Not your father’s Macbeth….but maybe your great-great-great-great-grandfather’s? Adapted by William Davenant and first performed in 1664, the version of the Scottish play taking to the Folger stage in September was the most popular one well into the 18th century despite—or perhaps because of—the numerous departures from Shakespeare’s original text. To get you ready for this unique production, here are three key differences audiences should watch for once performances begin on September 4.
We hardly knew yee
If Young Siward, Lady Macbeth’s doctor, or the old man are your favorite characters, prepare yourself—you won’t find them here. A number of roles in Shakespeare’s play are missing from Davenant’s adaptation, which leaves room in the narrative for a number of additional scenes and musical performances…but more on that in a second. Most notably absent is the Porter, whose role is sometimes performed for comic relief.
So what has taken the place of these fine Scottish folk? Read on, Macduff!
Kate Eastwood Norris as Lady Macbeth in the 2008 Folger Theatre production of Macbeth. She will reprise the role in Folger Theatre’s 2018 production of William Davenant’s adaptation.
Look to the Ladies

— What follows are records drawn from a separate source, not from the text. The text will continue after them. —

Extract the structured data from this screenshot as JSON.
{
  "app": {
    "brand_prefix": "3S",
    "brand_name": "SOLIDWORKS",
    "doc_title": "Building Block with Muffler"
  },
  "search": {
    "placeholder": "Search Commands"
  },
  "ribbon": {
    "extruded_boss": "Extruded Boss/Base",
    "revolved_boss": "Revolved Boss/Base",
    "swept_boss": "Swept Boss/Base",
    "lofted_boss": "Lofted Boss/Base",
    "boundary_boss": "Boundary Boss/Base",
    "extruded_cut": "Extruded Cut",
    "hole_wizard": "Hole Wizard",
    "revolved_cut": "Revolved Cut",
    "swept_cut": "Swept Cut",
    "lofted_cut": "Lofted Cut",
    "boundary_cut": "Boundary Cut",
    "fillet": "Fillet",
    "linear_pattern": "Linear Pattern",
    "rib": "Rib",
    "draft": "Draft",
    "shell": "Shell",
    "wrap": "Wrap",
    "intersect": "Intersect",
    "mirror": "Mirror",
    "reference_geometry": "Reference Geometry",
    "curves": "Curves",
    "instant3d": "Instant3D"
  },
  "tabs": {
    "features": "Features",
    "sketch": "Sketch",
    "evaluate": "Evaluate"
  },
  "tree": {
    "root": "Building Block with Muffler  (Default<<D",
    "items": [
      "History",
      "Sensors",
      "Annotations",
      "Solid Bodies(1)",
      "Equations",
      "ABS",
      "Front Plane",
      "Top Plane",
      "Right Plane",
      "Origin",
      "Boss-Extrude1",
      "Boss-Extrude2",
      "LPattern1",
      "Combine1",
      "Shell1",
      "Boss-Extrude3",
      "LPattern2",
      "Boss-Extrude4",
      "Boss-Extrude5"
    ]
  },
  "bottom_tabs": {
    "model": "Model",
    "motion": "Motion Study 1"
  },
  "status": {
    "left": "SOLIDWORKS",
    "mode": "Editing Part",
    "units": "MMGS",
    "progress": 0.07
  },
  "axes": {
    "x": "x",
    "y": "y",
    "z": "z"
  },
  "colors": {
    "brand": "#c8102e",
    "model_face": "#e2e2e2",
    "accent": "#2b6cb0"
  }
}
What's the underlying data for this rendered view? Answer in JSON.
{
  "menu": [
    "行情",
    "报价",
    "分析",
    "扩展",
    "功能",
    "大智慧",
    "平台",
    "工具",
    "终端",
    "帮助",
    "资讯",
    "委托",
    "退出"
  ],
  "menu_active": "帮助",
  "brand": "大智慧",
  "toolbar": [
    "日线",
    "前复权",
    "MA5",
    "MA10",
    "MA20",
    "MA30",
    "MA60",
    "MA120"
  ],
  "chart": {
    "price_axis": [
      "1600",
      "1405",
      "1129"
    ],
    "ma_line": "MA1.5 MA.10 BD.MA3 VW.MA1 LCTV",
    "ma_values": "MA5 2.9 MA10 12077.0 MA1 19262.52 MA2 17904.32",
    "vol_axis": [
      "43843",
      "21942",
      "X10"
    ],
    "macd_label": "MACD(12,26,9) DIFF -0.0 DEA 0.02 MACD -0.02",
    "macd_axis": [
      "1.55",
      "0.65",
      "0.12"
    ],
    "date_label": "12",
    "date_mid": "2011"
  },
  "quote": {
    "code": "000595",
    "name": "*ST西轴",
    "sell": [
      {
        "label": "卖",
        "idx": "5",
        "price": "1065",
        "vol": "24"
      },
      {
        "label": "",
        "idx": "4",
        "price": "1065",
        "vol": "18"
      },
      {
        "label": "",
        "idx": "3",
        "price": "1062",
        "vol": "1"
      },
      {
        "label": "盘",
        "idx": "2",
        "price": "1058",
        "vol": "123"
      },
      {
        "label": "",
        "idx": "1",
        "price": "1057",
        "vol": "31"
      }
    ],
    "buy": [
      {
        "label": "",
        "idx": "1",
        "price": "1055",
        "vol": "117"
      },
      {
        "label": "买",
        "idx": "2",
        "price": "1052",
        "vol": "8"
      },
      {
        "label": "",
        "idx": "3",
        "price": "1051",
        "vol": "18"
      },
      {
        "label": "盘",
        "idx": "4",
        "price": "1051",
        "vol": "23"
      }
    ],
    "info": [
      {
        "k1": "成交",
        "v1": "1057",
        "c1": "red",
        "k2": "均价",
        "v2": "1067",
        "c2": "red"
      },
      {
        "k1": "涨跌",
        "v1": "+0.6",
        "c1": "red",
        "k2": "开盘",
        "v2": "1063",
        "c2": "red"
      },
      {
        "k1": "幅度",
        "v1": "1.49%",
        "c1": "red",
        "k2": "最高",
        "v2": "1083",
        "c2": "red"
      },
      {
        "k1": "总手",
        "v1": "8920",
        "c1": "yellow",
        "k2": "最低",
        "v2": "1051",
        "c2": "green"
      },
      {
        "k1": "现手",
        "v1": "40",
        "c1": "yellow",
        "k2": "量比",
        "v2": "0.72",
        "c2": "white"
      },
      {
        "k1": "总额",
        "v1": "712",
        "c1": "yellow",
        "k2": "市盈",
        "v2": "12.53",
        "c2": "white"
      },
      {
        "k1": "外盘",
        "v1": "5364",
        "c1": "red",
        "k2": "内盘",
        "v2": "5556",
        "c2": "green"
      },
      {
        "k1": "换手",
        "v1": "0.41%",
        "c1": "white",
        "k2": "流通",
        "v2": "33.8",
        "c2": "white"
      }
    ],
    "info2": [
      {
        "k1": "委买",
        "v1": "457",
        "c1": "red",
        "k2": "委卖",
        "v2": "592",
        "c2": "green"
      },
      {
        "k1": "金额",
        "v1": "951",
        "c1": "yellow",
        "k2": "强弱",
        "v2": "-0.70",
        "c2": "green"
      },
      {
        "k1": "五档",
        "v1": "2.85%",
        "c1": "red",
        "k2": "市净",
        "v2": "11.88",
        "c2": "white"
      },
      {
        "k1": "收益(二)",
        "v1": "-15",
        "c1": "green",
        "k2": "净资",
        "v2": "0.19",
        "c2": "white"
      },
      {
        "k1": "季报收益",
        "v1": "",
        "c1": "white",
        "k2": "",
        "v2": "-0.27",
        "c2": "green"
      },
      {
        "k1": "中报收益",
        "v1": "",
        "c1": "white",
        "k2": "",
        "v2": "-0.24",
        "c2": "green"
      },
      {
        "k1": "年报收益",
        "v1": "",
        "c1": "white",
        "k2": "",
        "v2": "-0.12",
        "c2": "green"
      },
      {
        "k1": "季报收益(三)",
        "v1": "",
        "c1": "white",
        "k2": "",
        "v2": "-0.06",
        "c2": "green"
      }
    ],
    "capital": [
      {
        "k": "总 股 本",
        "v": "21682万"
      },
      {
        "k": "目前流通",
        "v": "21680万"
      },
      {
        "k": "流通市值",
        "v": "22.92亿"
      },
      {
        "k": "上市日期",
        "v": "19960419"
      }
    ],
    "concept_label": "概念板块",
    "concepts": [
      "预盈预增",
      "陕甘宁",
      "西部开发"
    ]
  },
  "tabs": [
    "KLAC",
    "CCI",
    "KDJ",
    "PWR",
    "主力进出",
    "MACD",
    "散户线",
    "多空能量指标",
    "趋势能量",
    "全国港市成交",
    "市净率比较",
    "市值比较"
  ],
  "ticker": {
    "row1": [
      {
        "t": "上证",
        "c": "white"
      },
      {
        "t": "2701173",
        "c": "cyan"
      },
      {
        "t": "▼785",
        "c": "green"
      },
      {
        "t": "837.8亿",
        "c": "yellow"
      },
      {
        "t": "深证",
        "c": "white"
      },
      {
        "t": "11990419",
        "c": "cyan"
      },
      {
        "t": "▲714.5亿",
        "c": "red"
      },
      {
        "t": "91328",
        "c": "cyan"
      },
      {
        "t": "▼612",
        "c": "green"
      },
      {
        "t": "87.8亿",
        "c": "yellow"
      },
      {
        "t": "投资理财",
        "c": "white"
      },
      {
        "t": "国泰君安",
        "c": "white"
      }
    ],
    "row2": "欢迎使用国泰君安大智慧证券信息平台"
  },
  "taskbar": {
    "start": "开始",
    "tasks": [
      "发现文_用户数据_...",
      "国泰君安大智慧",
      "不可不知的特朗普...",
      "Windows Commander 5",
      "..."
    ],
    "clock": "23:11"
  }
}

Lady Macbeth is one of the most famous roles in all of Shakespeare, but her time on stage is surprisingly brief—according to David and Ben Crystal, she doesn’t even crack the top 20 largest female roles in Shakespeare. Meanwhile, Lady Macduff has but a single scene wherein she and her young son are murdered by Macbeth’s goonies, a perfect example of early modern fridging.
While neither woman survives Davenant’s Macbeth to lead a long and happy life in the Scottish countryside, both roles are notably expanded in this later version to account for the appearance of female actors on the English stage during the Restoration. As well as sharing a scene with one another, each gets additional onstage time with her husband. Showing more of the Macduffs together (Mr. Macduff also sees his role expanded) presents them as clear counterparts to the bloody Macbeths. In fact, one of these added scenes even shows Lady Macduff warning her husband against aiming for the Scottish throne.

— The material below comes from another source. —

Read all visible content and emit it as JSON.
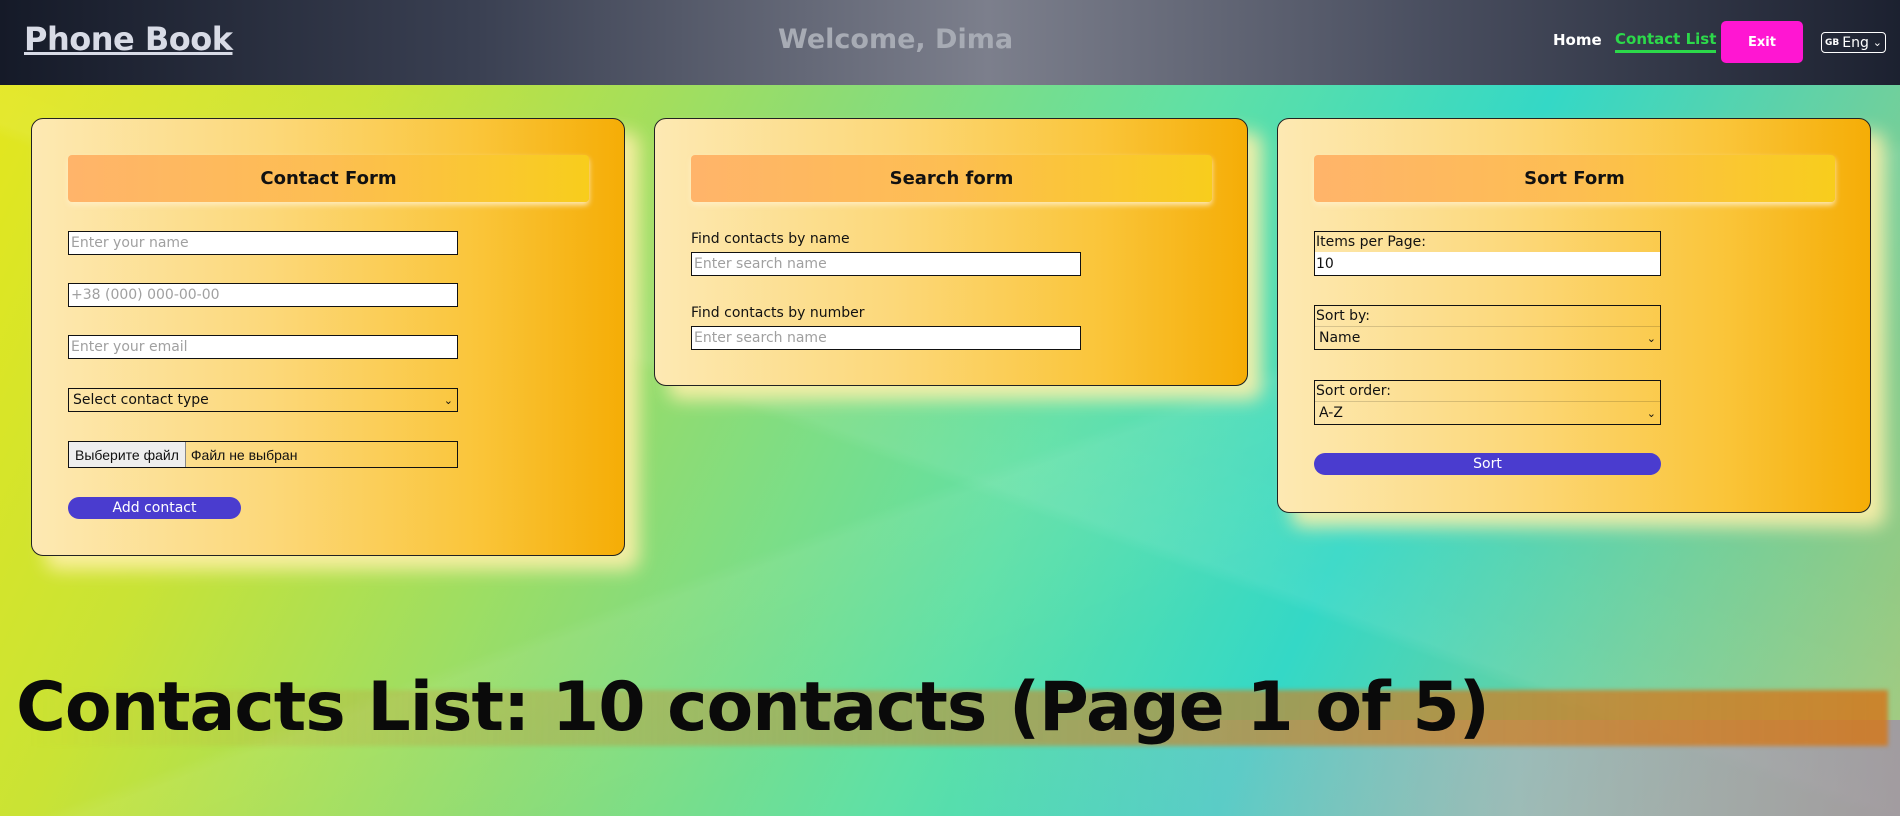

Speaking of characters getting more stage time, another key difference between Shakespeare and Davenant’s Macbeths is the prevalence of the witches. Shakespeare’s treatment of the supernaturally weird sisters is thought to have been beefed up by Thomas Middleton sometime in the early 17th century, providing a solid foundation for Davenant to expand upon. Again, the change can be connected to the prevailing theatrical tastes of the time—the witches famously flew in Davenant’s staging, satisfying the demand for spectacular special effects, and they also performed a number of songs. Audiences will get be able to experience this unusually musical Macbeth at the Folger, as Folger Consort will be performing live musical accompaniment in the upcoming production.

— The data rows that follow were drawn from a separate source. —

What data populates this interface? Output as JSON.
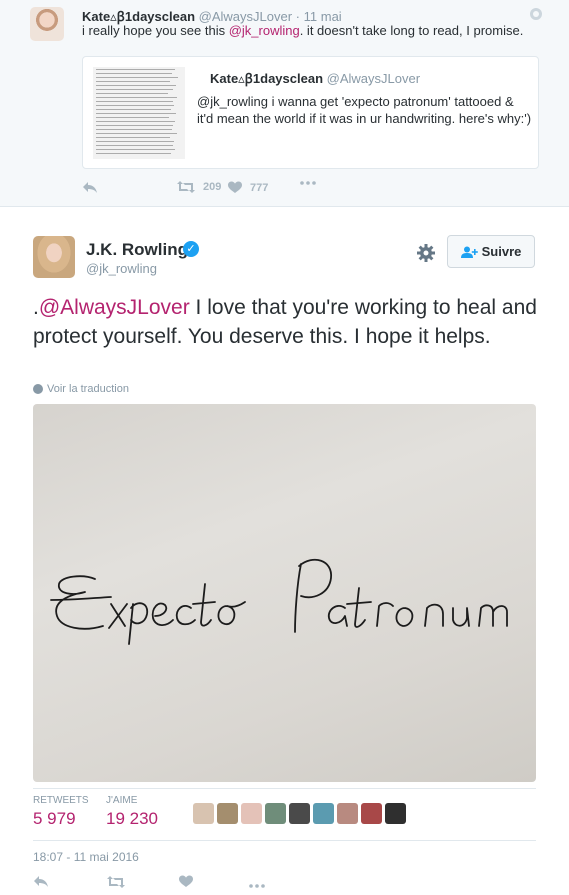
{
  "colors": {
    "link": "#b4236f",
    "muted": "#8899a6",
    "verified": "#1da1f2",
    "parent_background": "#f5f8fa"
  },
  "parent_tweet": {
    "display_name": "Kate▵ꞵ1daysclean",
    "handle": "@AlwaysJLover",
    "separator": "·",
    "date": "11 mai",
    "text_before": "i really hope you see this ",
    "mention": "@jk_rowling",
    "text_after": ". it doesn't take long to read, I promise.",
    "quoted": {
      "display_name": "Kate▵ꞵ1daysclean",
      "handle": "@AlwaysJLover",
      "text": "@jk_rowling i wanna get 'expecto patronum' tattooed & it'd mean the world if it was in ur handwriting. here's why:')"
    },
    "actions": {
      "reply_icon": "reply-icon",
      "retweet_icon": "retweet-icon",
      "retweet_count": "209",
      "like_icon": "heart-icon",
      "like_count": "777",
      "more_icon": "more-icon"
    }
  },
  "main_tweet": {
    "display_name": "J.K. Rowling",
    "handle": "@jk_rowling",
    "verified_icon": "verified-badge-icon",
    "follow_label": "Suivre",
    "text_prefix": ".",
    "mention": "@AlwaysJLover",
    "text": " I love that you're working to heal and protect yourself. You deserve this. I hope it helps.",
    "translate_label": "Voir la traduction",
    "photo_caption": "Expecto Patronum",
    "stats": {
      "retweets_label": "RETWEETS",
      "retweets_value": "5 979",
      "likes_label": "J'AIME",
      "likes_value": "19 230"
    },
    "liker_avatars": [
      "#d8c3b0",
      "#a48e6e",
      "#e4c2b8",
      "#6f8d7a",
      "#4a4a4a",
      "#5b9bb0",
      "#b88a80",
      "#a84848",
      "#2f2f2f"
    ],
    "timestamp": "18:07 - 11 mai 2016",
    "actions": {
      "reply_icon": "reply-icon",
      "retweet_icon": "retweet-icon",
      "like_icon": "heart-icon",
      "more_icon": "more-icon"
    }
  }
}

The witches in a performance of Macbeth, as seen from backstage. Drawing by Thomas Rowlandson, late 18th or early 19th century. Folger Shakespeare Library. ART Box R883 no.1 (size L)
It’s also notable that while the witches appear in more scenes in this adaptation than in Shakespeare’s, there are also more characters aware of the weird sisters’ influence. The Macduffs get to have their own eerie experience while making their way home from the Macbeths’, and Seyton muses that he’ll “to the English Train whose Hopes are built / Upon their Cause, and not on witches Prophecies.” No longer a shady secret shared by a select few, the witches are a constant presence in Davenant’s Scotland.
Of course, these are just a few of the changes Davenant made when sitting down to amend Shakespeare’s thrilling tragedy for the 17th-century stage. What else did he tinker with? Well, you’ll just have to come see for yourself!